RogerR
02-24-2003, 08:12 PM
Beutiful robot, of course. I'm curious as too what motors you guys used in the drive train and how fast the 'bot goes. Also did you reverse one of the drill motors so as to get an equal amount of power out of them?

EvilInside
02-25-2003, 10:50 AM
In reply to the outrageous comments made about team 810, I feel that I need too add. 810 has done an extremely good job at doing what they think the Spirit of FIRST is. M. Krass has made many statements about her standpoint on the Spirit of FIRST, and what 810 has done embodies those ideals. They have students learning, not just building a robot. Now, granted, they look to have the luck of a very supportive community and possibly large funds (Or even better support) but that isn't a fault. They should be congratulated for utilizing the money they have in such a productive manner. As for engineer built, the CNCing is not a complicated task. I'd be willing to wager that at least 3 people on that team, if given materials and a CNC, could have done what the mill shops did. I know we got lucky and 4 weeks into the competition a student joined that can mill just as good as anyone (and I mean anyone). Now, due to laziness on the funds team, we had extremely limited funding, but we don't mind. As for "engineer takeover" I've experienced the exact opposite: We had one of our two engineers and one of our three teachers not participate this year. Our single engineer welded, one teacher helped on electrical & programming, and one helped machine. The majority of the robot was designed by the students with some input from my dad, (who by the way doesn't have a degree in any form of engineering). Now, show me some pictures of your robot, and I can begin tearing you apart piece by piece if you really want, because an attitude like that deserves it.

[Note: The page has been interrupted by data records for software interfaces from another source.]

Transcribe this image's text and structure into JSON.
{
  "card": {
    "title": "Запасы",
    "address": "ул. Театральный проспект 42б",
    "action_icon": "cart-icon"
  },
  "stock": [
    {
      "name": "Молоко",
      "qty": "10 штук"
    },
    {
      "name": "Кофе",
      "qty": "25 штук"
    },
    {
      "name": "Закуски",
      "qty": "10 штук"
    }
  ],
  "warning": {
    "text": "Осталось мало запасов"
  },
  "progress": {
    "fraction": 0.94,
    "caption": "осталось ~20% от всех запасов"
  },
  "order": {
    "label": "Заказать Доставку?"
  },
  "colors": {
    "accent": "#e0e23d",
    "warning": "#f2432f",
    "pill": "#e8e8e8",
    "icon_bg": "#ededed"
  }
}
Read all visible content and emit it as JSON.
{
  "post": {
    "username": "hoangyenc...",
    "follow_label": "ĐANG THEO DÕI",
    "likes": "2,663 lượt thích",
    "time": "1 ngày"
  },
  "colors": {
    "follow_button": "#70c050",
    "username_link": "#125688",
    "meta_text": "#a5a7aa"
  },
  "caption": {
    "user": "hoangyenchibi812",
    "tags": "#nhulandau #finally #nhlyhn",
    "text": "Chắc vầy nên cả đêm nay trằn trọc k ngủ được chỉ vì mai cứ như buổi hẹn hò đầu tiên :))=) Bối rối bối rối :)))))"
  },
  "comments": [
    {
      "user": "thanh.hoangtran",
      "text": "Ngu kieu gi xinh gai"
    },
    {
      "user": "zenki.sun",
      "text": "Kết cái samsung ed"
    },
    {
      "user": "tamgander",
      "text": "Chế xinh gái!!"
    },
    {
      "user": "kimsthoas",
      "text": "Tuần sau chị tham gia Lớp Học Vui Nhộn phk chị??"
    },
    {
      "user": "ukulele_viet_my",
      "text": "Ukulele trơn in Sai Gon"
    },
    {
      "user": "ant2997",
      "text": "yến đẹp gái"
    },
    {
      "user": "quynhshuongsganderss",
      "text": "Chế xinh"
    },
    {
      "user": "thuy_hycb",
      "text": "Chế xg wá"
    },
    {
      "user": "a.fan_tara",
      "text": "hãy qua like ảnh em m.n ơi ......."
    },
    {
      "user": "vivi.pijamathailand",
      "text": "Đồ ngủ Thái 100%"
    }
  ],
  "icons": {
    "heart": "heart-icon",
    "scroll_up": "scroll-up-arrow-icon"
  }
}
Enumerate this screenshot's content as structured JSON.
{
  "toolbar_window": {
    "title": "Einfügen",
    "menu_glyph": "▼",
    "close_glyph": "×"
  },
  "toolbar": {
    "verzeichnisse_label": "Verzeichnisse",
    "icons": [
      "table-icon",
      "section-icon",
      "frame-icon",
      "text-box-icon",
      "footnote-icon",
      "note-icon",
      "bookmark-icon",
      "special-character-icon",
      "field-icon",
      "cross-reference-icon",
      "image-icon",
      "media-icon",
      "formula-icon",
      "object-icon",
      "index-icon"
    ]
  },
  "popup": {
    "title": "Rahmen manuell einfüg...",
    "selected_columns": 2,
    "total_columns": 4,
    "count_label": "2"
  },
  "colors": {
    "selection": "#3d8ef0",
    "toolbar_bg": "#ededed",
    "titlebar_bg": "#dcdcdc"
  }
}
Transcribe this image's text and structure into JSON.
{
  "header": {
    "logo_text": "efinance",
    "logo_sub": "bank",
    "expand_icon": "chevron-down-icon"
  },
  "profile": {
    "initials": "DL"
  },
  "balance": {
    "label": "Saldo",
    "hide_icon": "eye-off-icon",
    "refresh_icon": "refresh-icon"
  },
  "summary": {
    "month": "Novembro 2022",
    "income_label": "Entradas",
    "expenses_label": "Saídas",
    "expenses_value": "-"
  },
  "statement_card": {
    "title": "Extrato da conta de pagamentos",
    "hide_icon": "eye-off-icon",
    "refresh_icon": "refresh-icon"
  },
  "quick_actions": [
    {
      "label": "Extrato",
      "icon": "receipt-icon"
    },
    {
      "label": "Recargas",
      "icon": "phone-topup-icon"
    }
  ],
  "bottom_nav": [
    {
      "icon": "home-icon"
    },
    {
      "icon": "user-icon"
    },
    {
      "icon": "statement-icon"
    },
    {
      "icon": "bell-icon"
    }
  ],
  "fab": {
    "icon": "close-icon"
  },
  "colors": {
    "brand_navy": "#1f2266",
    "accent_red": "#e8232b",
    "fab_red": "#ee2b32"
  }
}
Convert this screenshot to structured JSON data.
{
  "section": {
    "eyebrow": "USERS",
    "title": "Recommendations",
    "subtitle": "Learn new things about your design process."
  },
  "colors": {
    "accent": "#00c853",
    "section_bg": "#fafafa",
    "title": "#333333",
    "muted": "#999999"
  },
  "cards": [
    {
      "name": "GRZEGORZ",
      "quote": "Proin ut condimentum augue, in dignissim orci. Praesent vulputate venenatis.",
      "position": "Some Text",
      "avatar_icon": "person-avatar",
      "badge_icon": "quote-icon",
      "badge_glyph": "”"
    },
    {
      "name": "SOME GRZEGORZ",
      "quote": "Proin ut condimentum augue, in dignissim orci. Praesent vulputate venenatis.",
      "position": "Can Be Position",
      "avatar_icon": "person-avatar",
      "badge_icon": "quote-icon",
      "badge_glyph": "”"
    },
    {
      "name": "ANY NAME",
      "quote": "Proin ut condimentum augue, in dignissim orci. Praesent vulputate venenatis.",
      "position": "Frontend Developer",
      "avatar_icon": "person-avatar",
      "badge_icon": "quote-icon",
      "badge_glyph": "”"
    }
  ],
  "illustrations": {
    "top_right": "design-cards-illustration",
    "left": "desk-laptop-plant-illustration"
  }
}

Madison
02-25-2003, 12:50 PM
Originally posted by RogerR
Beutiful robot, of course. I'm curious as too what motors you guys used in the drive train and how fast the 'bot goes. Also did you reverse one of the drill motors so as to get an equal amount of power out of them?

This season, our drivetrain is very, very simple; at least, by our standards.

If you're familiar with our drivetrain from last season, you'll understand that we focused exclusively on building a powerful, versatile design that brought us great success.

This season, we opted to focus on other parts of the robot, and we simplified the drivetrain slightly.

We're using the Bosch motors, mounted in the provided mounts. Their transmissions are locked in high gear. The output of the provided transmissions pass through a shift-on-the-fly transmission based heavily on the White Paper provided by Dave Lavery and Team 116 for a two motor, shifting transmission.

We decided tp use a single motor per side to save weight and because our strategy called for maneuverability over power.

Our top speed, after a 1:3 reduction from the motor's output shaft (1:1 in the transmission, then 1:3 with chain and sprockets) is approximately 8 ft/s. Our low speed, after a 1:9 reduction (1:3 in the transmission and 1:3 with chain and sprockets) is approximately 3 ft/s.

We didn't reverse the drill motors and we have corrected for offset in power with programming. Admittedly, however, we were very surprised to see just how noticeable the difference is.

AllenH
02-25-2003, 03:19 PM
Team 810

I hope to see you guys at one of our regionals and spend some time talkin to you. We are attending the Great Lakes and the midwest (along with nationals). My question for you is...what is the weight of the robot, and will you still be under weight with your numbers and covers and stuff. Thanks.

Allen